FIGS. 7a and 7b show the results of step stressing of programmed antifuses for the conventional TiW antifuse and Ti limited reaction of this invention embodiment respectively. For each group, five antifuses were programmed at 16 mA for 50 milliseconds with VOT and 5 antifuses with VOB. The programmed antifuses were then voltage-step stressed at 100 KHz starting from about 0.25 V. The resistance was measured for a duration of 20 seconds. Then, the stress peak voltage was stepped up and the resistance measured every 20 seconds until the fuse link resistance switched to high resistance (i.e., higher than 1000 Ohms) or the stress current went beyond 30 mA. The family contour curves of constant stress current of 10, 15, 20 and 25 mA are super-imposed on the FIGS. 7a and 7b. Nine out of ten of the conventional TiW antifuses of FIG. 7a have their fuse link resistance switch to the high resistance value, while only two of the Ti reacted antifuses of FIG. 7b switch. Moreover, for the majority of the antifuses the resistance actually decreased as the stress voltage increased. Clearly, the Ti reacted antifuse can withstand much higher stress current than can the conventional TiW antifuse.
The present embodiment has numerous applications in antifuse technology.
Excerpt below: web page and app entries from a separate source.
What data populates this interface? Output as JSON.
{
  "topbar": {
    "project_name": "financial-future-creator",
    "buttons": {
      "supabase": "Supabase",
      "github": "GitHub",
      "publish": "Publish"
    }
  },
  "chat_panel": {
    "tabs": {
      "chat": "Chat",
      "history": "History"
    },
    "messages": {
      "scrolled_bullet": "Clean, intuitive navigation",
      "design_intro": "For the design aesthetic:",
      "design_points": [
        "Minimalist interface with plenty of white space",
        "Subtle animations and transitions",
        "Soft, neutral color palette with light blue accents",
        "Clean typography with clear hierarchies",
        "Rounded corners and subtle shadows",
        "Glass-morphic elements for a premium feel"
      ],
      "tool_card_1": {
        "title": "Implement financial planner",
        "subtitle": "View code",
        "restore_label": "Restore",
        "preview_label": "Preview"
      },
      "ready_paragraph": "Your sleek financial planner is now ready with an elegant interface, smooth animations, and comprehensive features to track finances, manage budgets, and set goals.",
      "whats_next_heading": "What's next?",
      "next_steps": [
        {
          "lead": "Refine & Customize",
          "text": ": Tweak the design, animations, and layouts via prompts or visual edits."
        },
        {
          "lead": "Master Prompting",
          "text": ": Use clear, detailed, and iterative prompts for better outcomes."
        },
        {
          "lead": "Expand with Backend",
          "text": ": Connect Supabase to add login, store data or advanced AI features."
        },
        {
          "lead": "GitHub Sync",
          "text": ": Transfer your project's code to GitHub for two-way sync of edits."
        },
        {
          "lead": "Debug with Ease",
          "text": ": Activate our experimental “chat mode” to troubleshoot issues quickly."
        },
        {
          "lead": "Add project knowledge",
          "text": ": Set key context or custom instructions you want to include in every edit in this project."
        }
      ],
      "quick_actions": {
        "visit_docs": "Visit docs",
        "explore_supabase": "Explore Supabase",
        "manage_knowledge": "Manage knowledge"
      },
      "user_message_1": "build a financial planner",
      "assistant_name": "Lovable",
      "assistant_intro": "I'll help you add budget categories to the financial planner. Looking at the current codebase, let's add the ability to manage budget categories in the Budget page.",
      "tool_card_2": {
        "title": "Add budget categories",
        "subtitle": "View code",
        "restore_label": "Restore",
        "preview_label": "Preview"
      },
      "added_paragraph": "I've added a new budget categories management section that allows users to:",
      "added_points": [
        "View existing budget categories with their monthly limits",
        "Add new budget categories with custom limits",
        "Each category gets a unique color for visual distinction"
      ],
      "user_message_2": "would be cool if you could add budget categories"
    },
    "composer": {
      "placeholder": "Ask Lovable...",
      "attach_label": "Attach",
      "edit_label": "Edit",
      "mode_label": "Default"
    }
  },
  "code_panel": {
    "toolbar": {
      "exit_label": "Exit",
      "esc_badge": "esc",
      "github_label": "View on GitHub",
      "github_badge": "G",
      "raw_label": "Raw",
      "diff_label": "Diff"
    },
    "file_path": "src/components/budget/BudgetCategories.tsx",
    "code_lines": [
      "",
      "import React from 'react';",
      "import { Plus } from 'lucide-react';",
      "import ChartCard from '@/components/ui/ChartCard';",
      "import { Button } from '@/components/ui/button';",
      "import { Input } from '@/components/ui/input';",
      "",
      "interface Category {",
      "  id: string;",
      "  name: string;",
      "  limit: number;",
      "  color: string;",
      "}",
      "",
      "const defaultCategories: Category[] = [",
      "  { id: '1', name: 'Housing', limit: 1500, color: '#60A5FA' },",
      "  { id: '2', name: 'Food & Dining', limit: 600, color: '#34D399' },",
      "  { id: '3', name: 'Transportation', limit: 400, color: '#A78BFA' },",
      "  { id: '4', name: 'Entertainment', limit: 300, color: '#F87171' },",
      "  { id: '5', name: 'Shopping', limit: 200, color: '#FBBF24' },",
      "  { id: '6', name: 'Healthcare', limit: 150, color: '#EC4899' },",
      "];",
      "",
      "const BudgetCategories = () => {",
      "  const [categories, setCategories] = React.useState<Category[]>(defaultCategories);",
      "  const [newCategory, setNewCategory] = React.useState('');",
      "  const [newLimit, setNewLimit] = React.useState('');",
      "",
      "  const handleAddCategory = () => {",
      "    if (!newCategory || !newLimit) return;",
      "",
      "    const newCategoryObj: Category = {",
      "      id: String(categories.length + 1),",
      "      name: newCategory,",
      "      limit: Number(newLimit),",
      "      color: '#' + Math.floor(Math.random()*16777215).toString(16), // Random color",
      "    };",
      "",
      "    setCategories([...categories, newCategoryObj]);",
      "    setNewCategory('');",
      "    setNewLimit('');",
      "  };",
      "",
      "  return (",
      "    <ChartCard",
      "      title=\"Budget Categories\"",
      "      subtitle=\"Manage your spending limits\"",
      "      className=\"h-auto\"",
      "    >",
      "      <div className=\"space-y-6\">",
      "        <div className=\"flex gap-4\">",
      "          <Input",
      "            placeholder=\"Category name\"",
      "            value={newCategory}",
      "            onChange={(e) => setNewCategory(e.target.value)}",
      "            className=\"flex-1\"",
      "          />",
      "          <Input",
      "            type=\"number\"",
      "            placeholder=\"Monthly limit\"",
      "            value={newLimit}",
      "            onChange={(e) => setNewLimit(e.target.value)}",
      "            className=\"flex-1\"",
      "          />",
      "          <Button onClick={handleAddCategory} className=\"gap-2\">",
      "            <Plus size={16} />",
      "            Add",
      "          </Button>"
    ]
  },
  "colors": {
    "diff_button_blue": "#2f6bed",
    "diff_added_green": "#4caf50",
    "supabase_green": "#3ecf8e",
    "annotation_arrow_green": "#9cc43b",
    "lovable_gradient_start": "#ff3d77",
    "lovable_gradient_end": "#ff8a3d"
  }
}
One particular valuable example of its use is with the approach described in U.S. patent application Ser. No. 08/178,185 by S. P. Kwok and entitled "Pillar for Antifuse Bottom Contact," filed on Jan. 06, 1994, and assigned to Texas Instruments of Dallas, Tex. (hereinafter "Kwok"). For purposes of this use, the description of Kwok is incorporated by reference.
In summary, the present embodiment provides both a method and a resulting antifuse from the method of cleaning antifuse contacts that uses a limited-reaction Ti/α-Si process. The present embodiment includes the steps of placing a thin reaction metal such as titanium at the interface of a metal/α-Si/metal antifuse contact. After placing the reaction metal at the interface, the next step is to react the thin reaction metal at a temperature of less than 450° C. to remove the native interface layer of the metal/α-Si/metal antifuse to, thereby, clean the metal/α-Si/metal antifuse contact.
Although the invention has been described with reference to the above specified embodiments, this description is not meant to be construed in a limiting sense. Various modifications of the disclosed embodiment, as well as alternative embodiments of the invention will become apparent to persons skilled in the art upon reference to the above description. It is, therefore, contemplated that the appended claims will cover such modifications that fall within the true scope of the invention.